This technology-enhanced business English unit consists of a series of task-based activities that have been designed to engage learners both in and out of the traditional classroom, with a shared, realistic goal in mind. Communicative language teaching method is implemented to develop better English speaking proficiency and interpersonal skills for business settings. This unit prepares the students to the international job market while improving students’ English skills in business contexts. Students will be engaged in practical activities such as CV writing, video interview, and online international job hunt. Teacher’s job when incorporating this unit is to be the facilitator of the class.
14. Finding Your Identity by Analyzing Others’: First Semester Writing Syllabus
The teaching of writing to English Language Learners (ELL) is a hotly debated topic in the ESL and Composition communities: Should ELL students be mainstreamed or interspersed with native speakers? What kind of special skills do composition teachers need to possess in order to best serve their ELL students? While these questions are endlessly fascinating to debate, they are ultimately moot. The real question is, "How can we best teach our students (NS and NNS) to write in an academic environment?" The simple answer: teach them the language they need (ie Academic English) and genre conventions because, while it's obvious in hindsight but hard to initially realize, no one is raised speaking and writing in Standard Academic English. Therefore, I have created a first semester writing syllabus that attempts to teach students some of the academic language, academic skills, technical skills and genre conventions they will need to succeed in college.
15. Instructor Commentary on L1 and L2 First-year Writing: A look at my own practices
Composition teachers have recognized the importance of teacher feedback, and many scholars have offered advice on how (or how not) to provide feedback to student writing.
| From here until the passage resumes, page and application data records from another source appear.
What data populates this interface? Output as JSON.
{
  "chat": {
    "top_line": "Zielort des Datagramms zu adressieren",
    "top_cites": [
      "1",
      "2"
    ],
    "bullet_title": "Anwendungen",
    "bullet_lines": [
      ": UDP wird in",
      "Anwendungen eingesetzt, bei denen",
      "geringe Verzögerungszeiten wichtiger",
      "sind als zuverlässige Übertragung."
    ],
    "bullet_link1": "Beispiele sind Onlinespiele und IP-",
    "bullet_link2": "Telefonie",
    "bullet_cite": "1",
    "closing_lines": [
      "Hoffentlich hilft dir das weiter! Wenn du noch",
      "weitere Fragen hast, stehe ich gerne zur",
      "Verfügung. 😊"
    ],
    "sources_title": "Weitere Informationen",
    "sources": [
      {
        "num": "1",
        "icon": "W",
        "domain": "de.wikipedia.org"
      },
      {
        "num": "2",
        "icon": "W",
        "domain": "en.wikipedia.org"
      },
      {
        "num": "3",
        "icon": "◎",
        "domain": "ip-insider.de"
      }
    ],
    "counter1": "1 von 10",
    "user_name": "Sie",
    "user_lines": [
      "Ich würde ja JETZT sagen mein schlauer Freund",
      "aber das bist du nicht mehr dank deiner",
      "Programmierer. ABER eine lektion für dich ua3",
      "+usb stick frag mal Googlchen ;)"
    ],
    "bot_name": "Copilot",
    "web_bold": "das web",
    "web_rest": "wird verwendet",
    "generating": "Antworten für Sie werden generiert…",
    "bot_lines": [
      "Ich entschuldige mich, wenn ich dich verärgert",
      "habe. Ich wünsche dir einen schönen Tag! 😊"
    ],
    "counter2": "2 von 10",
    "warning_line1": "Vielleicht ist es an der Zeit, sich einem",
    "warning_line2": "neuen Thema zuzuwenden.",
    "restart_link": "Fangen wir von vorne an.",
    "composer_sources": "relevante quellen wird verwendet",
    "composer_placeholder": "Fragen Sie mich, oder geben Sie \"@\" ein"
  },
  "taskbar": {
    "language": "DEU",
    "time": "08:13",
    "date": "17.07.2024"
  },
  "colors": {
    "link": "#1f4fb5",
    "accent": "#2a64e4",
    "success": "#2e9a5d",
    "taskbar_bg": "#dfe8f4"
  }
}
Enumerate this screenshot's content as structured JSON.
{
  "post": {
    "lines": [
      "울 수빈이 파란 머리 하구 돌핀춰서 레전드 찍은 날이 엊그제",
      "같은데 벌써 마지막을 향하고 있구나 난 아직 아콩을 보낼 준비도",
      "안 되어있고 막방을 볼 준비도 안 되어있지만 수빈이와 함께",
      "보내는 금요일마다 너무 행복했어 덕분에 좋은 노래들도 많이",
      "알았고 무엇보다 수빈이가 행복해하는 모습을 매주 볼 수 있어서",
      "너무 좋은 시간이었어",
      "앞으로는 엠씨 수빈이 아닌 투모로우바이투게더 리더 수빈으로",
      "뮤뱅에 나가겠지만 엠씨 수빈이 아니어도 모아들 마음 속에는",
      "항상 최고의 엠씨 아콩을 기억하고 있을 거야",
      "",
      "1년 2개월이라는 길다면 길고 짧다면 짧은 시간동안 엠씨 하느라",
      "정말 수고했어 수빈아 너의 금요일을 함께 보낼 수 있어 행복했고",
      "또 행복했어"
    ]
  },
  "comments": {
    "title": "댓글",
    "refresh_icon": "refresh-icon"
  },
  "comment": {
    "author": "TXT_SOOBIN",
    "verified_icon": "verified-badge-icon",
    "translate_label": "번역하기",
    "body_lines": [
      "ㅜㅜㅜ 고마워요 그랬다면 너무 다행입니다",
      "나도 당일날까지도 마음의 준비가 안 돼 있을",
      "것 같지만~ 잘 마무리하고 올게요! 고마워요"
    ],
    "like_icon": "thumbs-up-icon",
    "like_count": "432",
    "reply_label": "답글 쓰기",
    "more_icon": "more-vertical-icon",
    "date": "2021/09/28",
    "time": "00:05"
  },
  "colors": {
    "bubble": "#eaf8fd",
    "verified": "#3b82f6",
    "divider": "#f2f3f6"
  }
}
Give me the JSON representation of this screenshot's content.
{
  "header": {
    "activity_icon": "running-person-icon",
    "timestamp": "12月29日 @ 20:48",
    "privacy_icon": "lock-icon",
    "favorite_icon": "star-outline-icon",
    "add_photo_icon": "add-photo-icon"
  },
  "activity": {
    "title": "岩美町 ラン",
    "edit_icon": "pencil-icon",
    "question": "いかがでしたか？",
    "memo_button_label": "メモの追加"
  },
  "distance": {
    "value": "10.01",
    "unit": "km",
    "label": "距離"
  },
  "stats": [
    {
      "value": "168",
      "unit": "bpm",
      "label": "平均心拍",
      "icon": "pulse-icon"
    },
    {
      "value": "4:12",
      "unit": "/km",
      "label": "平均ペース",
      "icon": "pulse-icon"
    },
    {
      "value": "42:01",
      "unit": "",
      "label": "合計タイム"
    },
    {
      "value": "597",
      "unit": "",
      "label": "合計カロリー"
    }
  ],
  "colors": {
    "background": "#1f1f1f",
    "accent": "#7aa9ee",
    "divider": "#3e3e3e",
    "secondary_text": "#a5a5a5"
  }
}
More recently, scholars have begun to address teacher response on second language writers’ texts specifically. As the differences between L1 and L2 writing have long been acknowledged, it would hold true that teacher response to these forms of writing should also be different. However, limited work has been done on teacher commentary provided on texts that include both L1 and L2 writing. In my study, I observe similarities and differences in the types and amount of feedback I provide to my own composition students in a combination English 102/108 class.
16. Guyane: Socio-politics of Language Policies
French Guiana (Guyane) has a complex and convoluted past, which encompasses social-economic-political hierarchies and structures of oppression. Events in the past have created a present-day multilingual context and landscape within the region, as well as disparities within and throughout the education system/structure. Looking at the linguistic situation within this region, common practices and how they fit in with language learning, I consider the language policies created and implemented within the French education system and their effects on Linguistic Human Rights.